Clinical Social Worker: Another person to ask for information would be the hospital's licensed clinical social worker (LCSW). These people are excellent resources. They are connected to all of the information regarding services outside of the hospital that you may need once you (your child) are discharged.

You should be able to get this information at the hospital just simply by asking. If your child is an inpatient, the charge nurse should be able to direct you to the LCSW assigned to that floor or facility. If not, simply call the hospital and ask for the licensed clinical social worker and they can switch you right through to that office. That would be an excellent place to start.

Other Parents: many parents end up spending a great deal of time sitting in waiting rooms while waiting for their turn in a hospital lab, therapy clinic or treatment clinic. You'll often find many other parents who are in similar situations keeping you company while you wait. Don't be afraid to strike up a conversation, if you feel comfortable. Ask other parents about some of their experiences, recommendations and where they go for services and assistance. You may be surprised at how much you can learn from an experienced parent. A thoughtful, polite, question may result in good information and, if you are lucky, another parent with whom you may be able to network. Don't be afraid to strike up a conversation.

*Note: Linda recommends keeping a pencil and a small pad of paper in a purse, pocket etc. at all times.

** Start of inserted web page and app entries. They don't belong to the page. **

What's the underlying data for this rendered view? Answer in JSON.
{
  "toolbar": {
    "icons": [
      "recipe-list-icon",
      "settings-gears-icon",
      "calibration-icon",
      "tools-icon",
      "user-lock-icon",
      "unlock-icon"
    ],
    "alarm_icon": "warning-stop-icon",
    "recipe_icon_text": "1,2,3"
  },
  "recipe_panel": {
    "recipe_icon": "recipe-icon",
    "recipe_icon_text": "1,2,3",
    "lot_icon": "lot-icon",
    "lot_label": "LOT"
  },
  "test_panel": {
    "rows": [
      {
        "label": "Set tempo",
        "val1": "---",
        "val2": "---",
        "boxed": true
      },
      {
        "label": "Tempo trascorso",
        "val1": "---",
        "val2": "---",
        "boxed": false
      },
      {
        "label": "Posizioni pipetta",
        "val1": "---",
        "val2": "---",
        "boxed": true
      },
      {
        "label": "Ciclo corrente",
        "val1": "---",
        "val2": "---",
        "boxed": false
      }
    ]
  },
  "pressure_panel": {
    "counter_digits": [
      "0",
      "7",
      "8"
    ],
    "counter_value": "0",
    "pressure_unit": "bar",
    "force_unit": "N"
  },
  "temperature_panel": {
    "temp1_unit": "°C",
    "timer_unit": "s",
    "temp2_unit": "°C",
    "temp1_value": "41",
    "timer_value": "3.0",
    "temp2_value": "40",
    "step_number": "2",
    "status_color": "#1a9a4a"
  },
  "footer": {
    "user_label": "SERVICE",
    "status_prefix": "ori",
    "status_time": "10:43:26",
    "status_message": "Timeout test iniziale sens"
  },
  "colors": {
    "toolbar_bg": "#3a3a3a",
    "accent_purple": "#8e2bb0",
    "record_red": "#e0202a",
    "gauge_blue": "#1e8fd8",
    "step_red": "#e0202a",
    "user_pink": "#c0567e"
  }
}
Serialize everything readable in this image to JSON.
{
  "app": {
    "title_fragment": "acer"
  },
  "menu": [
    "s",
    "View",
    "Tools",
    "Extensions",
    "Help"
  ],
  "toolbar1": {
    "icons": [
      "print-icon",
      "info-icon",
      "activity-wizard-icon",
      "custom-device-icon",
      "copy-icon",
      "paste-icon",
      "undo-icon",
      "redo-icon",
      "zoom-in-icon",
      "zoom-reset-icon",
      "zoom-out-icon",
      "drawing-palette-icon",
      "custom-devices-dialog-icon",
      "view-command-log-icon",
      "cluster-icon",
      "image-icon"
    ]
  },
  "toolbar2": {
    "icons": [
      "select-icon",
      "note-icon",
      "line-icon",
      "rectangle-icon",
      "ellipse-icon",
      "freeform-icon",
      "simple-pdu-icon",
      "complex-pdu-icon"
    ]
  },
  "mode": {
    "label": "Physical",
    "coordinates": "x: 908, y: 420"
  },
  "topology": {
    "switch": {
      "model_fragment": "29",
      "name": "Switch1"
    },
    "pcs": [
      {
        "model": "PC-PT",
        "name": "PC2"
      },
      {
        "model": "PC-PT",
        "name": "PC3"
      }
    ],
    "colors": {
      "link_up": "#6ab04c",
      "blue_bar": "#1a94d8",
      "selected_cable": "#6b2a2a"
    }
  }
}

They come in very handy for jotting down notes and contact information. Be prepared!

(Click on "RESOURCE LINKS" for more information.)